- _Records provided_:

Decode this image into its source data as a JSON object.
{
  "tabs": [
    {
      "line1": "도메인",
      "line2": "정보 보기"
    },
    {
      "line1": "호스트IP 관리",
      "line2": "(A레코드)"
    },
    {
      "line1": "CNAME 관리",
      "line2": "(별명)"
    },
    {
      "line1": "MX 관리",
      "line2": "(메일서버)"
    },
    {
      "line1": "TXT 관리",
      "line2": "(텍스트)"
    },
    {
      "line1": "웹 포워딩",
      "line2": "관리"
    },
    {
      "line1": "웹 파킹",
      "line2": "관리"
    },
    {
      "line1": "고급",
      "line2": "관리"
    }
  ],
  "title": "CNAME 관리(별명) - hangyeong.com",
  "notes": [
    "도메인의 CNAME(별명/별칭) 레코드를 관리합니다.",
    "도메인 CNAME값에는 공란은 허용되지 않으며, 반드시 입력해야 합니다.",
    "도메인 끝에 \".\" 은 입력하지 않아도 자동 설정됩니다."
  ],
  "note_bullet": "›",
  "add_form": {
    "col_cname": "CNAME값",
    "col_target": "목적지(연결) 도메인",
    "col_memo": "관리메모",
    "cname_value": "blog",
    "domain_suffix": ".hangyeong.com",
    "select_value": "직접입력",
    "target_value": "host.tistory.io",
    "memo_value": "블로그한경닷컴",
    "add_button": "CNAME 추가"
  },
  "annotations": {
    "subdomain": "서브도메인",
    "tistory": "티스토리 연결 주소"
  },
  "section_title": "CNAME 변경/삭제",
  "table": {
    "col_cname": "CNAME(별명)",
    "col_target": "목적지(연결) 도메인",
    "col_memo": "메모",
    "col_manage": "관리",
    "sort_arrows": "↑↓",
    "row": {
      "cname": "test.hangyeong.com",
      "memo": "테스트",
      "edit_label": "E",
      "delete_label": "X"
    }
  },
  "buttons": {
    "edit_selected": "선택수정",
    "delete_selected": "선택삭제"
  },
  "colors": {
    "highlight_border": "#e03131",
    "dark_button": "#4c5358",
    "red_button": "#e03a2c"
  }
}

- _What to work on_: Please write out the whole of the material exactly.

- _Response_:
Decode this image into its source data as a JSON object.
{
  "tabs": [
    {
      "line1": "도메인",
      "line2": "정보 보기"
    },
    {
      "line1": "호스트IP 관리",
      "line2": "(A레코드)"
    },
    {
      "line1": "CNAME 관리",
      "line2": "(별명)"
    },
    {
      "line1": "MX 관리",
      "line2": "(메일서버)"
    },
    {
      "line1": "TXT 관리",
      "line2": "(텍스트)"
    },
    {
      "line1": "웹 포워딩",
      "line2": "관리"
    },
    {
      "line1": "웹 파킹",
      "line2": "관리"
    },
    {
      "line1": "고급",
      "line2": "관리"
    }
  ],
  "title": "CNAME 관리(별명) - hangyeong.com",
  "notes": [
    "도메인의 CNAME(별명/별칭) 레코드를 관리합니다.",
    "도메인 CNAME값에는 공란은 허용되지 않으며, 반드시 입력해야 합니다.",
    "도메인 끝에 \".\" 은 입력하지 않아도 자동 설정됩니다."
  ],
  "note_bullet": "›",
  "add_form": {
    "col_cname": "CNAME값",
    "col_target": "목적지(연결) 도메인",
    "col_memo": "관리메모",
    "cname_value": "blog",
    "domain_suffix": ".hangyeong.com",
    "select_value": "직접입력",
    "target_value": "host.tistory.io",
    "memo_value": "블로그한경닷컴",
    "add_button": "CNAME 추가"
  },
  "annotations": {
    "subdomain": "서브도메인",
    "tistory": "티스토리 연결 주소"
  },
  "section_title": "CNAME 변경/삭제",
  "table": {
    "col_cname": "CNAME(별명)",
    "col_target": "목적지(연결) 도메인",
    "col_memo": "메모",
    "col_manage": "관리",
    "sort_arrows": "↑↓",
    "row": {
      "cname": "test.hangyeong.com",
      "memo": "테스트",
      "edit_label": "E",
      "delete_label": "X"
    }
  },
  "buttons": {
    "edit_selected": "선택수정",
    "delete_selected": "선택삭제"
  },
  "colors": {
    "highlight_border": "#e03131",
    "dark_button": "#4c5358",
    "red_button": "#e03a2c"
  }
}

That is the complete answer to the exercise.